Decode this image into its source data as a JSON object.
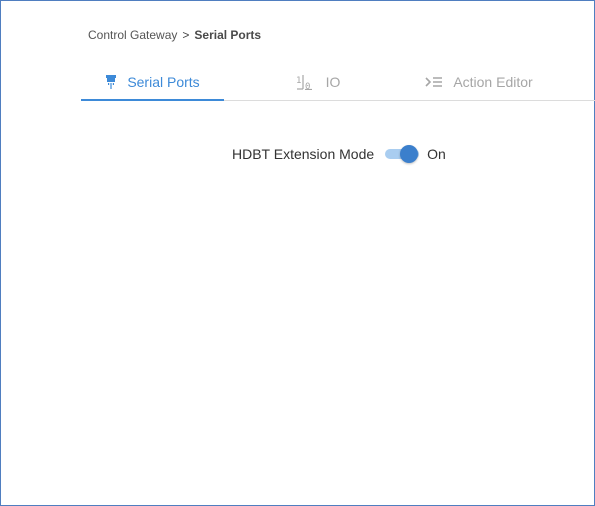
{
  "breadcrumb": {
    "parent": "Control Gateway",
    "separator": ">",
    "current": "Serial Ports"
  },
  "tabs": [
    {
      "label": "Serial Ports",
      "icon": "serial-port-icon",
      "active": true
    },
    {
      "label": "IO",
      "icon": "io-icon",
      "active": false
    },
    {
      "label": "Action Editor",
      "icon": "action-editor-icon",
      "active": false
    }
  ],
  "hdbt": {
    "label": "HDBT Extension Mode",
    "state_label": "On",
    "enabled": true
  },
  "colors": {
    "accent": "#3d8ad8",
    "inactive_tab": "#a6a6a6",
    "toggle_track": "#a9cdf0",
    "toggle_knob": "#3b7fcc",
    "frame_border": "#4f7ec0"
  }
}
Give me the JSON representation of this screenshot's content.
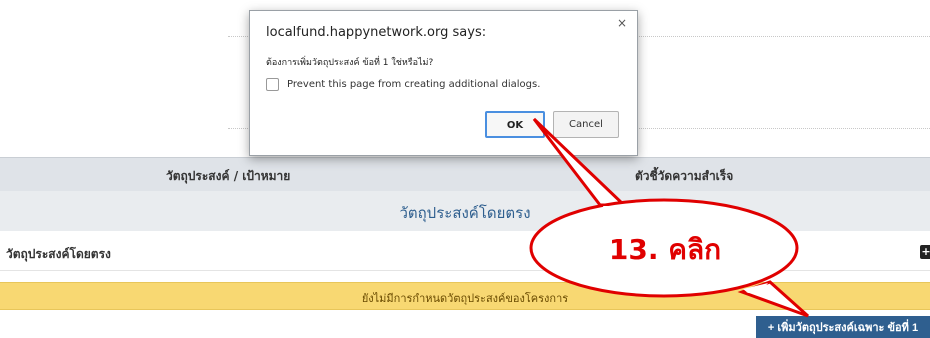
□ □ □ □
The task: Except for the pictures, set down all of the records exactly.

Exercise answer:
Decode this image into its source data as a JSON object.
{
  "breadcrumb": {
    "parent": "Control Gateway",
    "separator": ">",
    "current": "Serial Ports"
  },
  "tabs": [
    {
      "label": "Serial Ports",
      "icon": "serial-port-icon",
      "active": true
    },
    {
      "label": "IO",
      "icon": "io-icon",
      "active": false
    },
    {
      "label": "Action Editor",
      "icon": "action-editor-icon",
      "active": false
    }
  ],
  "hdbt": {
    "label": "HDBT Extension Mode",
    "state_label": "On",
    "enabled": true
  },
  "colors": {
    "accent": "#3d8ad8",
    "inactive_tab": "#a6a6a6",
    "toggle_track": "#a9cdf0",
    "toggle_knob": "#3b7fcc",
    "frame_border": "#4f7ec0"
  }
}
Give me the JSON representation of this screenshot's content.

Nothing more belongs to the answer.